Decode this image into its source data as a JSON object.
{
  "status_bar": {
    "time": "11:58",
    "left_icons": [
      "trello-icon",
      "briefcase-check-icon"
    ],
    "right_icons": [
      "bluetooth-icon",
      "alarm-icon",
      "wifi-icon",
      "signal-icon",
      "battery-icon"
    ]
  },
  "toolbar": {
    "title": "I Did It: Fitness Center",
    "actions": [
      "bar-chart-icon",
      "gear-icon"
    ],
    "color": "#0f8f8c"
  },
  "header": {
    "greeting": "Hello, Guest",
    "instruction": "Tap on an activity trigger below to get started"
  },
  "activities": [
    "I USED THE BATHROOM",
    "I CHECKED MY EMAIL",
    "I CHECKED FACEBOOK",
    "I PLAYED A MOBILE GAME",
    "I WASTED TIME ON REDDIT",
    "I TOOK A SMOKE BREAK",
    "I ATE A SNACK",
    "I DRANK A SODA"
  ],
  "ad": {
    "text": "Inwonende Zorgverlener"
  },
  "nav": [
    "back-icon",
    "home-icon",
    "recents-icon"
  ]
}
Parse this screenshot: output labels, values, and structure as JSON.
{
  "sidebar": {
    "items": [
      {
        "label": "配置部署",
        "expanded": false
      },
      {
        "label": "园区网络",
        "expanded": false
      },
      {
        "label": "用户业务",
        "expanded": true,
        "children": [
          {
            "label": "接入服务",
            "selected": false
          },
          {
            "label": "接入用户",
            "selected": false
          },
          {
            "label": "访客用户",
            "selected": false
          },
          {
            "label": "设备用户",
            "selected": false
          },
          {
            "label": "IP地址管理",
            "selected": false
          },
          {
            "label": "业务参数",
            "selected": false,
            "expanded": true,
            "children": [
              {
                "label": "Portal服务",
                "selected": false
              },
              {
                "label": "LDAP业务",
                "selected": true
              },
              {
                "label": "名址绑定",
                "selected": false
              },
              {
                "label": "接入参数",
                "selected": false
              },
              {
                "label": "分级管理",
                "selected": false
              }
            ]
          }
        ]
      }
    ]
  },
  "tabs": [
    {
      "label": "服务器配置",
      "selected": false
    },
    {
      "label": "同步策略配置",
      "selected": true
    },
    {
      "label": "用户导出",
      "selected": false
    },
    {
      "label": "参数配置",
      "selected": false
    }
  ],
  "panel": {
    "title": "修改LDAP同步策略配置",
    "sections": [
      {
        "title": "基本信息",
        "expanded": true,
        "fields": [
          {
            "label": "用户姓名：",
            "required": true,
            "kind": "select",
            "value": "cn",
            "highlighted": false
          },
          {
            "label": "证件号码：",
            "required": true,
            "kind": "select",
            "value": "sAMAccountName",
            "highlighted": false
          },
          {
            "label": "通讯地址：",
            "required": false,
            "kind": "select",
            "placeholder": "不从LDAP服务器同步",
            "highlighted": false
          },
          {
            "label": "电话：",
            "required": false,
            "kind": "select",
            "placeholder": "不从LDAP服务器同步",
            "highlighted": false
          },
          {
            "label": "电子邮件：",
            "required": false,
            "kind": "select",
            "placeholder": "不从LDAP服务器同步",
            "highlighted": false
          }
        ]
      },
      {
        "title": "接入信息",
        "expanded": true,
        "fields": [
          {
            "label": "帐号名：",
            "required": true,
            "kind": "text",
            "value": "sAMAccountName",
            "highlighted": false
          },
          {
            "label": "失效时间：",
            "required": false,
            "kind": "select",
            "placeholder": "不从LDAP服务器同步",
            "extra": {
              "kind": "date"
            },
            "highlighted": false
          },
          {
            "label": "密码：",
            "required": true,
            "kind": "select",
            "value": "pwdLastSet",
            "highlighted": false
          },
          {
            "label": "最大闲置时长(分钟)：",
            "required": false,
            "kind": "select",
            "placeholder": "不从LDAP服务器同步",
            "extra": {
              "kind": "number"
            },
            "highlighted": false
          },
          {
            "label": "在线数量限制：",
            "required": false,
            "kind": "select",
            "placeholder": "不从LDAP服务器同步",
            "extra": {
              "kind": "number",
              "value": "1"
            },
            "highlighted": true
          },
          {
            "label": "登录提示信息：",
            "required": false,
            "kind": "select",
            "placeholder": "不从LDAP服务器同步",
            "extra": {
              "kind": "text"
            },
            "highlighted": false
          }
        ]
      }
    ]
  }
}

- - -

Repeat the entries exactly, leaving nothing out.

Decode this image into its source data as a JSON object.
{
  "status_bar": {
    "time": "11:58",
    "left_icons": [
      "trello-icon",
      "briefcase-check-icon"
    ],
    "right_icons": [
      "bluetooth-icon",
      "alarm-icon",
      "wifi-icon",
      "signal-icon",
      "battery-icon"
    ]
  },
  "toolbar": {
    "title": "I Did It: Fitness Center",
    "actions": [
      "bar-chart-icon",
      "gear-icon"
    ],
    "color": "#0f8f8c"
  },
  "header": {
    "greeting": "Hello, Guest",
    "instruction": "Tap on an activity trigger below to get started"
  },
  "activities": [
    "I USED THE BATHROOM",
    "I CHECKED MY EMAIL",
    "I CHECKED FACEBOOK",
    "I PLAYED A MOBILE GAME",
    "I WASTED TIME ON REDDIT",
    "I TOOK A SMOKE BREAK",
    "I ATE A SNACK",
    "I DRANK A SODA"
  ],
  "ad": {
    "text": "Inwonende Zorgverlener"
  },
  "nav": [
    "back-icon",
    "home-icon",
    "recents-icon"
  ]
}
Parse this screenshot: output labels, values, and structure as JSON.
{
  "sidebar": {
    "items": [
      {
        "label": "配置部署",
        "expanded": false
      },
      {
        "label": "园区网络",
        "expanded": false
      },
      {
        "label": "用户业务",
        "expanded": true,
        "children": [
          {
            "label": "接入服务",
            "selected": false
          },
          {
            "label": "接入用户",
            "selected": false
          },
          {
            "label": "访客用户",
            "selected": false
          },
          {
            "label": "设备用户",
            "selected": false
          },
          {
            "label": "IP地址管理",
            "selected": false
          },
          {
            "label": "业务参数",
            "selected": false,
            "expanded": true,
            "children": [
              {
                "label": "Portal服务",
                "selected": false
              },
              {
                "label": "LDAP业务",
                "selected": true
              },
              {
                "label": "名址绑定",
                "selected": false
              },
              {
                "label": "接入参数",
                "selected": false
              },
              {
                "label": "分级管理",
                "selected": false
              }
            ]
          }
        ]
      }
    ]
  },
  "tabs": [
    {
      "label": "服务器配置",
      "selected": false
    },
    {
      "label": "同步策略配置",
      "selected": true
    },
    {
      "label": "用户导出",
      "selected": false
    },
    {
      "label": "参数配置",
      "selected": false
    }
  ],
  "panel": {
    "title": "修改LDAP同步策略配置",
    "sections": [
      {
        "title": "基本信息",
        "expanded": true,
        "fields": [
          {
            "label": "用户姓名：",
            "required": true,
            "kind": "select",
            "value": "cn",
            "highlighted": false
          },
          {
            "label": "证件号码：",
            "required": true,
            "kind": "select",
            "value": "sAMAccountName",
            "highlighted": false
          },
          {
            "label": "通讯地址：",
            "required": false,
            "kind": "select",
            "placeholder": "不从LDAP服务器同步",
            "highlighted": false
          },
          {
            "label": "电话：",
            "required": false,
            "kind": "select",
            "placeholder": "不从LDAP服务器同步",
            "highlighted": false
          },
          {
            "label": "电子邮件：",
            "required": false,
            "kind": "select",
            "placeholder": "不从LDAP服务器同步",
            "highlighted": false
          }
        ]
      },
      {
        "title": "接入信息",
        "expanded": true,
        "fields": [
          {
            "label": "帐号名：",
            "required": true,
            "kind": "text",
            "value": "sAMAccountName",
            "highlighted": false
          },
          {
            "label": "失效时间：",
            "required": false,
            "kind": "select",
            "placeholder": "不从LDAP服务器同步",
            "extra": {
              "kind": "date"
            },
            "highlighted": false
          },
          {
            "label": "密码：",
            "required": true,
            "kind": "select",
            "value": "pwdLastSet",
            "highlighted": false
          },
          {
            "label": "最大闲置时长(分钟)：",
            "required": false,
            "kind": "select",
            "placeholder": "不从LDAP服务器同步",
            "extra": {
              "kind": "number"
            },
            "highlighted": false
          },
          {
            "label": "在线数量限制：",
            "required": false,
            "kind": "select",
            "placeholder": "不从LDAP服务器同步",
            "extra": {
              "kind": "number",
              "value": "1"
            },
            "highlighted": true
          },
          {
            "label": "登录提示信息：",
            "required": false,
            "kind": "select",
            "placeholder": "不从LDAP服务器同步",
            "extra": {
              "kind": "text"
            },
            "highlighted": false
          }
        ]
      }
    ]
  }
}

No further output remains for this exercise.